Task description -> All records that follow are to be restated exactly.

*** Input records

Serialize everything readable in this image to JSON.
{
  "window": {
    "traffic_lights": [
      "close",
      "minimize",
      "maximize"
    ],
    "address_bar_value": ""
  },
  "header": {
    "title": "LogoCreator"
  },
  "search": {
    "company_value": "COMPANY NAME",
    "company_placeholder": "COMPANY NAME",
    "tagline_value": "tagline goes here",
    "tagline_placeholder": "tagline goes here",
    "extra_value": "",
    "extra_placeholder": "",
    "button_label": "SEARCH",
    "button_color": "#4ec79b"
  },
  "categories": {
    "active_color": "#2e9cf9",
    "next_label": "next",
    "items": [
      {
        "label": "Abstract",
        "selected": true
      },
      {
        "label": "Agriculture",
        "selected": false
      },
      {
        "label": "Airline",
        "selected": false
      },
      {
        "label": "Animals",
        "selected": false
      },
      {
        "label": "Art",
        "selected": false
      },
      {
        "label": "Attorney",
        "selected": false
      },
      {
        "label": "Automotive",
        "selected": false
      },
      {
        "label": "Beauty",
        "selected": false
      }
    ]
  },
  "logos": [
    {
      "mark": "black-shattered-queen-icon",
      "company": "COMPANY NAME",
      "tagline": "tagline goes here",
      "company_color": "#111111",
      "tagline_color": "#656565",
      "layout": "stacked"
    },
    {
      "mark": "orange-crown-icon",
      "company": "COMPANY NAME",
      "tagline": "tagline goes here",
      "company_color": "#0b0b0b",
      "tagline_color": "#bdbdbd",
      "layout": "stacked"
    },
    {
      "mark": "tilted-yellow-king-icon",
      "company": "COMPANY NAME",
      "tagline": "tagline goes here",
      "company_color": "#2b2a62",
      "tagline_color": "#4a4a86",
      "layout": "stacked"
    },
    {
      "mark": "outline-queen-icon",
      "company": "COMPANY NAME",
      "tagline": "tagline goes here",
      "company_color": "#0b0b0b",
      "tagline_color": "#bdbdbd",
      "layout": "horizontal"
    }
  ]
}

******

Result for this exercise ->
Serialize everything readable in this image to JSON.
{
  "window": {
    "traffic_lights": [
      "close",
      "minimize",
      "maximize"
    ],
    "address_bar_value": ""
  },
  "header": {
    "title": "LogoCreator"
  },
  "search": {
    "company_value": "COMPANY NAME",
    "company_placeholder": "COMPANY NAME",
    "tagline_value": "tagline goes here",
    "tagline_placeholder": "tagline goes here",
    "extra_value": "",
    "extra_placeholder": "",
    "button_label": "SEARCH",
    "button_color": "#4ec79b"
  },
  "categories": {
    "active_color": "#2e9cf9",
    "next_label": "next",
    "items": [
      {
        "label": "Abstract",
        "selected": true
      },
      {
        "label": "Agriculture",
        "selected": false
      },
      {
        "label": "Airline",
        "selected": false
      },
      {
        "label": "Animals",
        "selected": false
      },
      {
        "label": "Art",
        "selected": false
      },
      {
        "label": "Attorney",
        "selected": false
      },
      {
        "label": "Automotive",
        "selected": false
      },
      {
        "label": "Beauty",
        "selected": false
      }
    ]
  },
  "logos": [
    {
      "mark": "black-shattered-queen-icon",
      "company": "COMPANY NAME",
      "tagline": "tagline goes here",
      "company_color": "#111111",
      "tagline_color": "#656565",
      "layout": "stacked"
    },
    {
      "mark": "orange-crown-icon",
      "company": "COMPANY NAME",
      "tagline": "tagline goes here",
      "company_color": "#0b0b0b",
      "tagline_color": "#bdbdbd",
      "layout": "stacked"
    },
    {
      "mark": "tilted-yellow-king-icon",
      "company": "COMPANY NAME",
      "tagline": "tagline goes here",
      "company_color": "#2b2a62",
      "tagline_color": "#4a4a86",
      "layout": "stacked"
    },
    {
      "mark": "outline-queen-icon",
      "company": "COMPANY NAME",
      "tagline": "tagline goes here",
      "company_color": "#0b0b0b",
      "tagline_color": "#bdbdbd",
      "layout": "horizontal"
    }
  ]
}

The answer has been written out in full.